> [REQUIREMENT] Search the data for "true". Return each matching line.

Top of PROVIDED RECORDS

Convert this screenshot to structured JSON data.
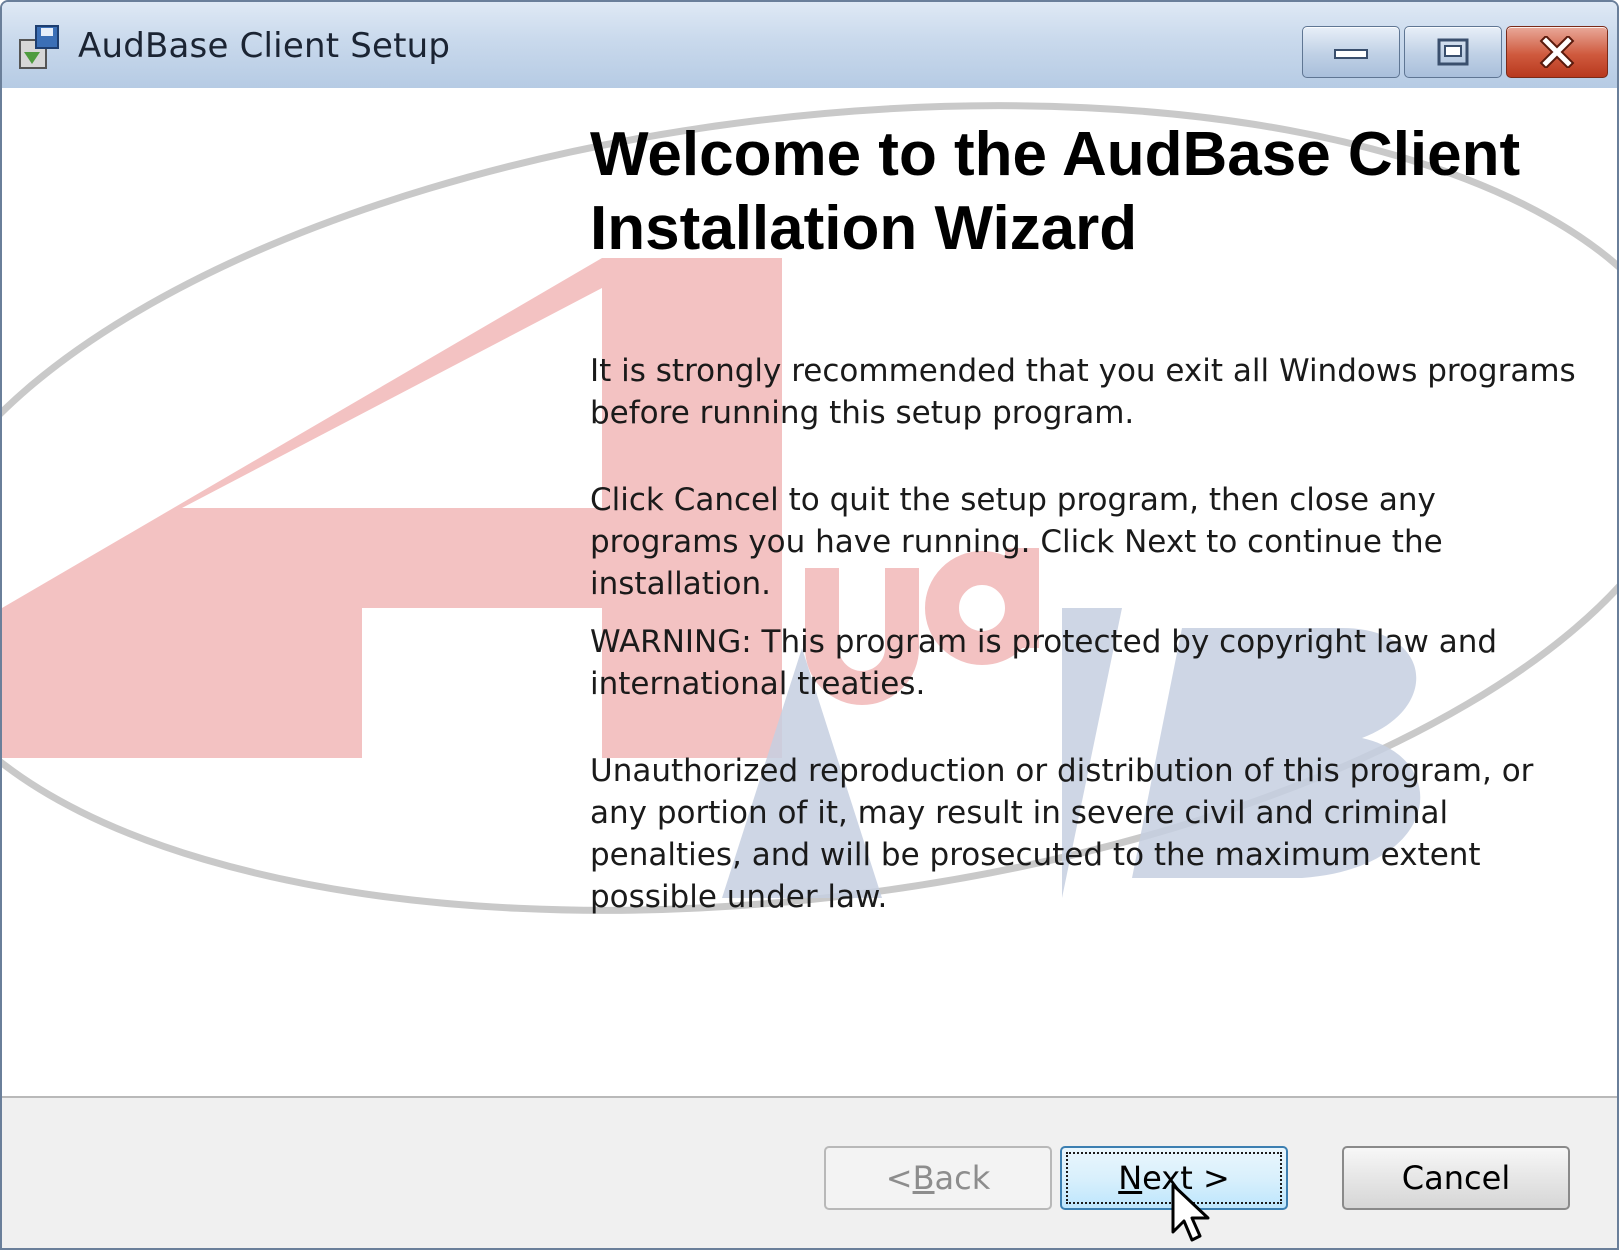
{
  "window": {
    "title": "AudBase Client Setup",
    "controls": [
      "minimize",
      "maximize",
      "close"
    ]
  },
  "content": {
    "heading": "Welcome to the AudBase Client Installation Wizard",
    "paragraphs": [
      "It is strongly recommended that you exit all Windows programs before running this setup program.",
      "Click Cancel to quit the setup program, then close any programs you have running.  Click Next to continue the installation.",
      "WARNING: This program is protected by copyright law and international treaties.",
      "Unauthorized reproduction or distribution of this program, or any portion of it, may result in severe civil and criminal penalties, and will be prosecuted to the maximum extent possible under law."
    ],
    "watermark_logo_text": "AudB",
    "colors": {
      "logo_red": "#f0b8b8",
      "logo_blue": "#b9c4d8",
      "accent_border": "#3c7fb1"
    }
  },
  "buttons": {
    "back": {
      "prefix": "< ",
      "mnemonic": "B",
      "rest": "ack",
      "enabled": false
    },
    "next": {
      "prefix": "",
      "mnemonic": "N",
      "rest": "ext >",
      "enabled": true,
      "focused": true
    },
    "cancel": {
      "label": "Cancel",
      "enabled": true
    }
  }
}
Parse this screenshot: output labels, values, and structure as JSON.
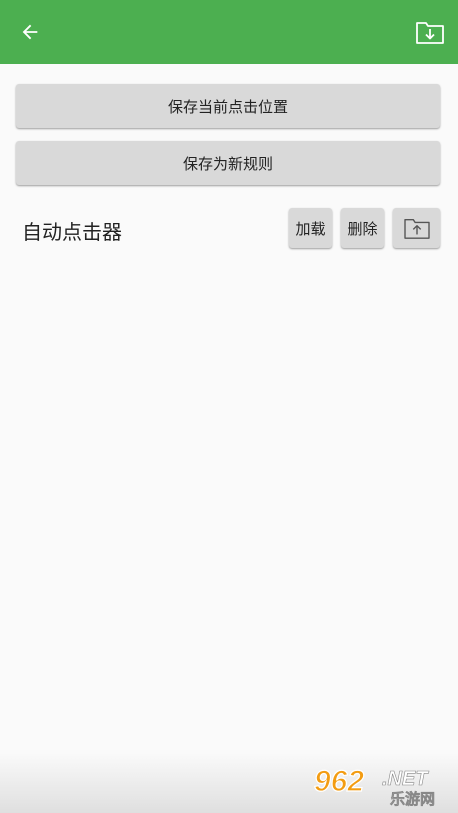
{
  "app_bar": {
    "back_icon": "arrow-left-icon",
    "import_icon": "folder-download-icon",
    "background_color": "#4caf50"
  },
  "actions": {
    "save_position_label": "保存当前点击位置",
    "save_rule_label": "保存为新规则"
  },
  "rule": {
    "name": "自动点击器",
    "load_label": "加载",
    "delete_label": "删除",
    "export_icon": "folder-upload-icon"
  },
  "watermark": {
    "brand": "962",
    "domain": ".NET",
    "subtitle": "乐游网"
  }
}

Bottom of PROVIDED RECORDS

> [EXPECTED ANSWER]
      "enabled": true,
      "focused": true
      "enabled": true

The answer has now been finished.